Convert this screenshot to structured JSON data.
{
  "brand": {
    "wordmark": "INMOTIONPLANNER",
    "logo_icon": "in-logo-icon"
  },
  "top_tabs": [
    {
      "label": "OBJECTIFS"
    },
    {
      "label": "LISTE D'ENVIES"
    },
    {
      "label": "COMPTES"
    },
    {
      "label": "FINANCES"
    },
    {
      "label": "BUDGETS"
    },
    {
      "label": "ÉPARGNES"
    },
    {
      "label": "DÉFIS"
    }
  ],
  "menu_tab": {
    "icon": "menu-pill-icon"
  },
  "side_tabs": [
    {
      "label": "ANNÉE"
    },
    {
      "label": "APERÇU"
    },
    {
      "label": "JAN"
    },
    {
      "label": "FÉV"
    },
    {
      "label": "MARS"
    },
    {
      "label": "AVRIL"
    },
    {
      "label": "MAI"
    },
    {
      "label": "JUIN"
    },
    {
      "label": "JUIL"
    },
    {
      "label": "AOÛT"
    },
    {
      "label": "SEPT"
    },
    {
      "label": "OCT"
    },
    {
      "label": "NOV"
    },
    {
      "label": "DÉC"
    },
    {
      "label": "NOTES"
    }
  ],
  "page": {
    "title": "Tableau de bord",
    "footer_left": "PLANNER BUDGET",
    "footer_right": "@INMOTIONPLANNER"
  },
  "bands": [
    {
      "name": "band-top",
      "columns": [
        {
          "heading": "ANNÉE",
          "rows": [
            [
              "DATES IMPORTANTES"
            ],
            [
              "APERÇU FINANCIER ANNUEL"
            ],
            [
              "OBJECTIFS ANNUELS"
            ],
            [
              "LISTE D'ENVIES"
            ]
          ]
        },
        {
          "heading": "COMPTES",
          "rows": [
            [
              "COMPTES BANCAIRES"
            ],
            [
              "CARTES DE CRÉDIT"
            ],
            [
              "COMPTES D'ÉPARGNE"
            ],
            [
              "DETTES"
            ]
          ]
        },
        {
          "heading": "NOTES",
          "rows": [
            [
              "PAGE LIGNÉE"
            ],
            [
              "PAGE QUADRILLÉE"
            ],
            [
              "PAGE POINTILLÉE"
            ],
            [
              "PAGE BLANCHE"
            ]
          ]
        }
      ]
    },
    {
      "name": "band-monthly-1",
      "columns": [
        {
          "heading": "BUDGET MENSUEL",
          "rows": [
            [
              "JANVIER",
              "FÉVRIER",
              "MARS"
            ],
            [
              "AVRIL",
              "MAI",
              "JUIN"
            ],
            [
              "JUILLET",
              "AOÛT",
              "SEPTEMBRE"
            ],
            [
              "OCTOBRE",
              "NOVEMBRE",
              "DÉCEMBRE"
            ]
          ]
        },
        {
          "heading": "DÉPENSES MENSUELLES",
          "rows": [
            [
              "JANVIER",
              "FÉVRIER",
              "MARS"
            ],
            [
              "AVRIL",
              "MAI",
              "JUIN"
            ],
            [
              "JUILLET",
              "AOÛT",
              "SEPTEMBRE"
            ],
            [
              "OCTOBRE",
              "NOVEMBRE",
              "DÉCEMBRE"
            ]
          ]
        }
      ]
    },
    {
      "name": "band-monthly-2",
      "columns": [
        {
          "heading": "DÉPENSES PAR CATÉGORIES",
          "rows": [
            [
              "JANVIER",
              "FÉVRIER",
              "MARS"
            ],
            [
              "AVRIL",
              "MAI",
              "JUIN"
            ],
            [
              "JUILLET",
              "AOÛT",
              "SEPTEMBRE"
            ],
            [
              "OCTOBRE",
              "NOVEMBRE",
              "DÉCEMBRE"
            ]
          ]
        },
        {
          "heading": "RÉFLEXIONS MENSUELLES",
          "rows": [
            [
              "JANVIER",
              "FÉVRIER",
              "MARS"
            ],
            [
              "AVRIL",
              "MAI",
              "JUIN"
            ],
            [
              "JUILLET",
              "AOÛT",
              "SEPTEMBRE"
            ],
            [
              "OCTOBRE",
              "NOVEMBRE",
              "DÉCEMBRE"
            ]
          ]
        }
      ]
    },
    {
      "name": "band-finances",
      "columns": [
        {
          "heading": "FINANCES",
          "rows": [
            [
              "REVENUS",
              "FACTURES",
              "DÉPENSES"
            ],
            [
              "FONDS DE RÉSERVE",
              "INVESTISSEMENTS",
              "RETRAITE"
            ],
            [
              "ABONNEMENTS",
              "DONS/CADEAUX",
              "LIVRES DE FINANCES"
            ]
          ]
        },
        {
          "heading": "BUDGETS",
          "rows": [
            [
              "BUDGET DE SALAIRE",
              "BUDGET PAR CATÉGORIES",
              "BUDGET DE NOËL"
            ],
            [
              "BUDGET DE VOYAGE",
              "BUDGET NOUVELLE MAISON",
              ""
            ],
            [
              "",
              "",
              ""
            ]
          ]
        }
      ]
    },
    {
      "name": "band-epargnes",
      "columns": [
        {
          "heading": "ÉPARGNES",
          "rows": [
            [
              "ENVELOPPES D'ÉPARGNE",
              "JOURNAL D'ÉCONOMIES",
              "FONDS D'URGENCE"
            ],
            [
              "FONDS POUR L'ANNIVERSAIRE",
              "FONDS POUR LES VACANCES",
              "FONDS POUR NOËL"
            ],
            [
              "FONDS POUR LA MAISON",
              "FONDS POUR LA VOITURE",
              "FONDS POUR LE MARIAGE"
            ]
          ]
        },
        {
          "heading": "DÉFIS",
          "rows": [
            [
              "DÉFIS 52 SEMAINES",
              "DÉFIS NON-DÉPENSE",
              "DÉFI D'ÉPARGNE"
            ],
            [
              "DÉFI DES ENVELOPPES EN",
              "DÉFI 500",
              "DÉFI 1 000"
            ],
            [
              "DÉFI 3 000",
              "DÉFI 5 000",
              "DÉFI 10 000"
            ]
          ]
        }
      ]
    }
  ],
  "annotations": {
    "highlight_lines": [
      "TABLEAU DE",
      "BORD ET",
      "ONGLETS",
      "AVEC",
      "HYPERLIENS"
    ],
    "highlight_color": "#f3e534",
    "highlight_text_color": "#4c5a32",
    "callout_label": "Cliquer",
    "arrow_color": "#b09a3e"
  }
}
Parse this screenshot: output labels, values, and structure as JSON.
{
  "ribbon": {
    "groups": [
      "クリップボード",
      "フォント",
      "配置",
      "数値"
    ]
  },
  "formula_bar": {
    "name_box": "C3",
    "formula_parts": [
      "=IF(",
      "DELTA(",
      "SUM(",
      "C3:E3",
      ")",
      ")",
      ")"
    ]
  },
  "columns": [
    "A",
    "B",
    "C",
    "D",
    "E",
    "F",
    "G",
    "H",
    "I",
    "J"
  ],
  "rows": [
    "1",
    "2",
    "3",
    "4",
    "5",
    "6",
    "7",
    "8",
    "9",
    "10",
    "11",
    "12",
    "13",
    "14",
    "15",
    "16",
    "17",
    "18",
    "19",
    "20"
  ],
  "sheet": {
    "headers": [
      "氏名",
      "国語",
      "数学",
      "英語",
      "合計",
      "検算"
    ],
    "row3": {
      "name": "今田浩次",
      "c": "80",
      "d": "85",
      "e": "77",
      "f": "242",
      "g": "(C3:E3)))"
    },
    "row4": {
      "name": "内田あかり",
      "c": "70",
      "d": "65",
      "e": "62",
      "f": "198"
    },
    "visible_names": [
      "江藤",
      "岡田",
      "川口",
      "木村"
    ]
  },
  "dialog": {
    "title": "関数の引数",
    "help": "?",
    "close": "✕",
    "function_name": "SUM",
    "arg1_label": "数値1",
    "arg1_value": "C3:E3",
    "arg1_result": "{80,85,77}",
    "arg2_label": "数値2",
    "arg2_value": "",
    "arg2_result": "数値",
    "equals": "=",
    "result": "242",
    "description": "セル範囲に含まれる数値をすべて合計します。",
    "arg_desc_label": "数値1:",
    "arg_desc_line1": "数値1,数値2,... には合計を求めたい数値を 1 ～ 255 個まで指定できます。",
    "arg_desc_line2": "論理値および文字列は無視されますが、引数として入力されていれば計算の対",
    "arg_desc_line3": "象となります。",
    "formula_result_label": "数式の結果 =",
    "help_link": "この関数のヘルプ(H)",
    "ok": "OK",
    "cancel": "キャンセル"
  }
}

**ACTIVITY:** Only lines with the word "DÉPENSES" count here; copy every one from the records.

**SOLUTION BELOW:**
          "heading": "DÉPENSES MENSUELLES",
          "heading": "DÉPENSES PAR CATÉGORIES",
              "DÉPENSES"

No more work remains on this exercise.